--- START ---

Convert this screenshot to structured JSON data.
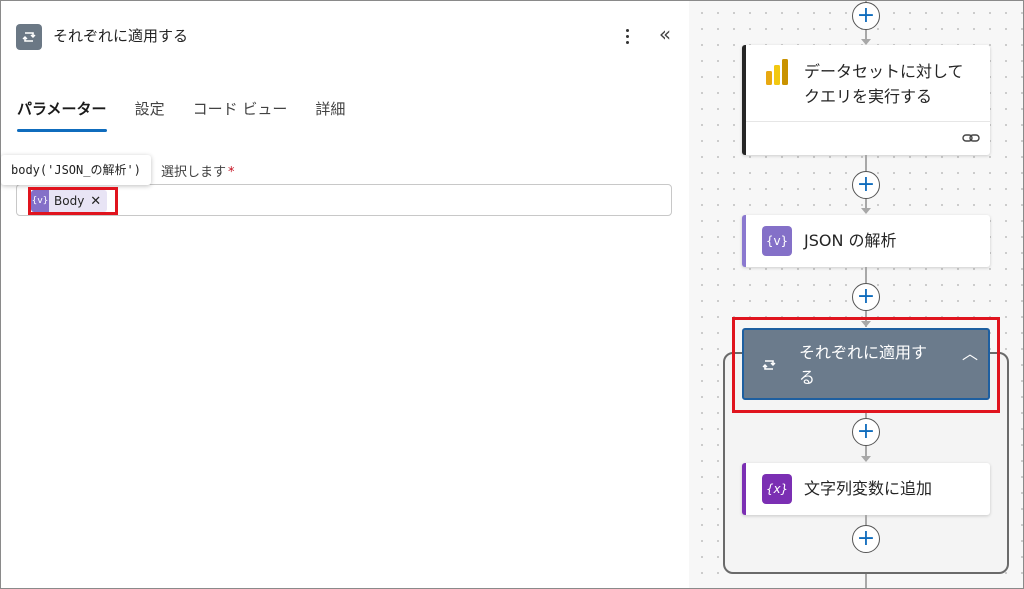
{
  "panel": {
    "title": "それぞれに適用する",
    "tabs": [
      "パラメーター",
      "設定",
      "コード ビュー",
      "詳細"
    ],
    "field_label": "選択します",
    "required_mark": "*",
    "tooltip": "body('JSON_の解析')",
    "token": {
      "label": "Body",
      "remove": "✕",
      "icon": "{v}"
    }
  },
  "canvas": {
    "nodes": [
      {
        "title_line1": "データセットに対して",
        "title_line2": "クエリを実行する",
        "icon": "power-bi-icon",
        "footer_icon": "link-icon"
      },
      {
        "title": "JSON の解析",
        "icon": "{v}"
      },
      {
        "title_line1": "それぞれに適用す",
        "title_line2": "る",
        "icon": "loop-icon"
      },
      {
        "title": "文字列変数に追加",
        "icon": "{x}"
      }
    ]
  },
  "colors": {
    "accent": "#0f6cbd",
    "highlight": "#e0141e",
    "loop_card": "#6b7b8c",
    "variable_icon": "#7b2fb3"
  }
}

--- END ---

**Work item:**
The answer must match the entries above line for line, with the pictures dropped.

**Response to the exercise:**
Convert this screenshot to structured JSON data.
{
  "panel": {
    "title": "それぞれに適用する",
    "tabs": [
      "パラメーター",
      "設定",
      "コード ビュー",
      "詳細"
    ],
    "field_label": "選択します",
    "required_mark": "*",
    "tooltip": "body('JSON_の解析')",
    "token": {
      "label": "Body",
      "remove": "✕",
      "icon": "{v}"
    }
  },
  "canvas": {
    "nodes": [
      {
        "title_line1": "データセットに対して",
        "title_line2": "クエリを実行する",
        "icon": "power-bi-icon",
        "footer_icon": "link-icon"
      },
      {
        "title": "JSON の解析",
        "icon": "{v}"
      },
      {
        "title_line1": "それぞれに適用す",
        "title_line2": "る",
        "icon": "loop-icon"
      },
      {
        "title": "文字列変数に追加",
        "icon": "{x}"
      }
    ]
  },
  "colors": {
    "accent": "#0f6cbd",
    "highlight": "#e0141e",
    "loop_card": "#6b7b8c",
    "variable_icon": "#7b2fb3"
  }
}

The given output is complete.